“Always understated and all too underrated.”
That’s how writer David Stenn describes Dana Andrews. Film historian Jeanine Basinger agrees: Despite Dana’s popularity with fans and stellar work for Oscar-winning directors, “Andrews is seldom listed among the legendary male stars…” Even Dana knew where he ranked in the Tinseltown pecking order: “They want top box-office names for blockbusters, and I’m not in that category.”
Despite his “second-tier” status, Dana was nothing less than a first-rate actor. I would also argue that Dana’s restrained performances surpass the adjectives critics inevitably haul out – enigmatic, indifferent, square-jawed – to peg his motion picture persona. Yes, Dana could be all those things; I just find those oft-used terms more limiting than enlightening (though I love TCM host Eddie Muller’s take on Dana: “He looks like he was born in a fedora and trench coat”).
Carver Dana Andrews was actually born buck naked on January 1, 1909 in a town called Don’t (not a typo!), Mississippi. Dana’s Dad was a teetotaling, Elmer Gantry-type Baptist preacher and father of 13, who warned Dana to steer clear of two sinful temptations: movies and liquor. Pastor Andrews was wrong about films, but right about booze -- Dana struggled with alcoholism for decades.
In 1931, Dana hitchhiked to Los Angeles to chase his screen dreams. Dana’s gas-station boss offered to pay him $50 a week to study acting, in return for a five-year share of Dana’s future earnings if he succeeded. By 1938, Dana was under contract with indie producer Samuel Goldwyn. Plagued by insecurity (confiding to his diary, “Fear, fear, fear – I’m all tied up inside,”), Dana was cast in William Wyler’s The Westerner (1940), starring Gary Cooper. From there, Dana scored supporting roles in hits like John Ford’s Tobacco Road, and Howard Hawks’ screwball smash, Ball of Fire, playing Barbara Stanwyck’s mobster boyfriend.
Dana’s slow-but-steady rise continued opposite Henry Fonda in the vigilante Western, The Ox-Bow Incident (1943). The next year, Dana earned raves for The Purple Heart, then aced the part of a detective obsessed with a murder victim in the noir classic, Laura. And I’m not the only person who felt Dana deserved an Academy Award in 1946 for The Best Years of Our Lives. A colleague placed an ad in Variety after the ceremony, berating voters: “I would surely like you to watch [the film] one more time and tell me what Dana Andrews has to do to win an Oscar.”
Despite the snub, Dana’s hot streak persisted with Fallen Angel, A Walk in the Sun, Boomerang!, My Foolish Heart,Where the Sidewalk Ends, Beyond a Reasonable Doubt, and Daisy Kenyon (he was apparently one of the rare co-stars Joan Crawford didn’t shag)!

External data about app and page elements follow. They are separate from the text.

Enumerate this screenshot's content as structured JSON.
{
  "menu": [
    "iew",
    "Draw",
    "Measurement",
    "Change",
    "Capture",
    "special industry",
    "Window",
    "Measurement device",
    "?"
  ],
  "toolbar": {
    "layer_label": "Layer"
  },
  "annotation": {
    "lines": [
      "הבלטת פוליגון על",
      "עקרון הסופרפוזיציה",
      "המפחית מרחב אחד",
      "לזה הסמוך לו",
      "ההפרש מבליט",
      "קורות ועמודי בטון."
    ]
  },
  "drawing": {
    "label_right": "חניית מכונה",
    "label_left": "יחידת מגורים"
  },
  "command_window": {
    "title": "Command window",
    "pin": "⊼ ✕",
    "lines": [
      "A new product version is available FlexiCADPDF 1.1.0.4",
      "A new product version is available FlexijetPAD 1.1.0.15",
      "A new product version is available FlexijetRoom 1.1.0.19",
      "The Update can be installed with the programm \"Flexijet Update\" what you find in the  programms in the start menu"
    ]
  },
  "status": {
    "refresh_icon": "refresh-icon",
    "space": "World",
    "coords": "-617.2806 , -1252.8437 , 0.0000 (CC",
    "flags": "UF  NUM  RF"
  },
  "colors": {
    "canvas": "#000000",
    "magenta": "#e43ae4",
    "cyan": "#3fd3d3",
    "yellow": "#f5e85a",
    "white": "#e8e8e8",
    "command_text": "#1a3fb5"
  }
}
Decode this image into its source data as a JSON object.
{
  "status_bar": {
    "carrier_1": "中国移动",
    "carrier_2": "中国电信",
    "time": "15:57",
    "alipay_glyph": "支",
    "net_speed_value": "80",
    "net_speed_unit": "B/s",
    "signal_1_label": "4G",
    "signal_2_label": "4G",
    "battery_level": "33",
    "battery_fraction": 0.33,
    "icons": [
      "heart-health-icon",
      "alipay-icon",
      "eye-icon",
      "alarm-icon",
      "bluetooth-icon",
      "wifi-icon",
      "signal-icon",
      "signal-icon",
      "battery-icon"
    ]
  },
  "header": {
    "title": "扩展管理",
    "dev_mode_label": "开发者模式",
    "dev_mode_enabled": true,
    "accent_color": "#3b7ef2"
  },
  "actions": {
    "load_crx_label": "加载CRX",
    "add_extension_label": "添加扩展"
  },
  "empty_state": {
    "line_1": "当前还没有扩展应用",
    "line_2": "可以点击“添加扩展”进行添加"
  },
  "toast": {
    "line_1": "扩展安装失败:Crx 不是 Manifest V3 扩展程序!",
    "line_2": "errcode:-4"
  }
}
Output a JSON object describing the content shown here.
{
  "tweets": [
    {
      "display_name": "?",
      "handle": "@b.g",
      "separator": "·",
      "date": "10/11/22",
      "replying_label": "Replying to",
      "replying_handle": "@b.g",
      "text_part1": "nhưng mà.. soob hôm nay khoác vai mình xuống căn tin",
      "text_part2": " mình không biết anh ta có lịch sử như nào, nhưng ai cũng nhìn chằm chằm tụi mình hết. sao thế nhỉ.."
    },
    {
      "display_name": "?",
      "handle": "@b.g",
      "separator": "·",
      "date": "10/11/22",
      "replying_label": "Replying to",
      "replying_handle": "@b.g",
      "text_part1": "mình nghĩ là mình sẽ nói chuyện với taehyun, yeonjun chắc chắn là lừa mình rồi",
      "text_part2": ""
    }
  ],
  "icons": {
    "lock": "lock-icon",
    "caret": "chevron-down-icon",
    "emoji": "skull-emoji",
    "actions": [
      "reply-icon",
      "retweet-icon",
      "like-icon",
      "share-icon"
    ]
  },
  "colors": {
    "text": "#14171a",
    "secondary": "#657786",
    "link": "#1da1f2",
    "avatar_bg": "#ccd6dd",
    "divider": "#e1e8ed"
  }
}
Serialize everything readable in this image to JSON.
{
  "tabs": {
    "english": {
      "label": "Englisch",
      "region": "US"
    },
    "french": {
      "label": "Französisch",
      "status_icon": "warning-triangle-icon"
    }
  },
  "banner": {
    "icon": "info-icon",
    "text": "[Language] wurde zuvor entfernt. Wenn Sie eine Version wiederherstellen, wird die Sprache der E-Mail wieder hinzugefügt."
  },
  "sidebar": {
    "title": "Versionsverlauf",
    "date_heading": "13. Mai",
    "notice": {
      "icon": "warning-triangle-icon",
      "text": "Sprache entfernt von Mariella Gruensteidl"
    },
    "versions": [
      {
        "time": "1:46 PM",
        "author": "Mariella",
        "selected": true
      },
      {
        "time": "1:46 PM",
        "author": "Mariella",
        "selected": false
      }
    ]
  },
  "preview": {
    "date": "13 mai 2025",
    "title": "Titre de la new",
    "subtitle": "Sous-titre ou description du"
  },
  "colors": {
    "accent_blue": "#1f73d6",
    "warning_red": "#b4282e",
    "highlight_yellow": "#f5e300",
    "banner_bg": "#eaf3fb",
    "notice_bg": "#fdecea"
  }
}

By the 1950s, Dana’s heavy drinking was jeopardizing his career. Eddie Muller describes an incident from While the City Sleeps: “[The director] recalled one scene – Andrews, Lupino and Mitchell hoisting a few in the corner saloon – in which the actors were three sheets to the wind. Sadly, by 1956, this was common for Andrews, who couldn’t work before 11 a.m. due to the severity of his hangovers.”
Eventually, Dana won his battle with the bottle. In 1972, he made a courageous admission in a TV spot about drunk driving: “I’m Dana Andrews and I’m an alcoholic.” Stricken with Alzheimer’s disease in the ‘80s, Dana retreated from public view. Sadly, while visiting Dana in 1990, his friend Burt Lancaster suffered a debilitating stroke. Dana died on December 17, 1992 at age 83, and Burt passed away two years later. Dana was survived by his wife of 53 years, and their three children.
(This post is excerpted from my article in the special "GIANT" issue of The Dark Pages, The Newsletter for Film Noir Lovers, edited by Karen Burroughs Hannsberry.)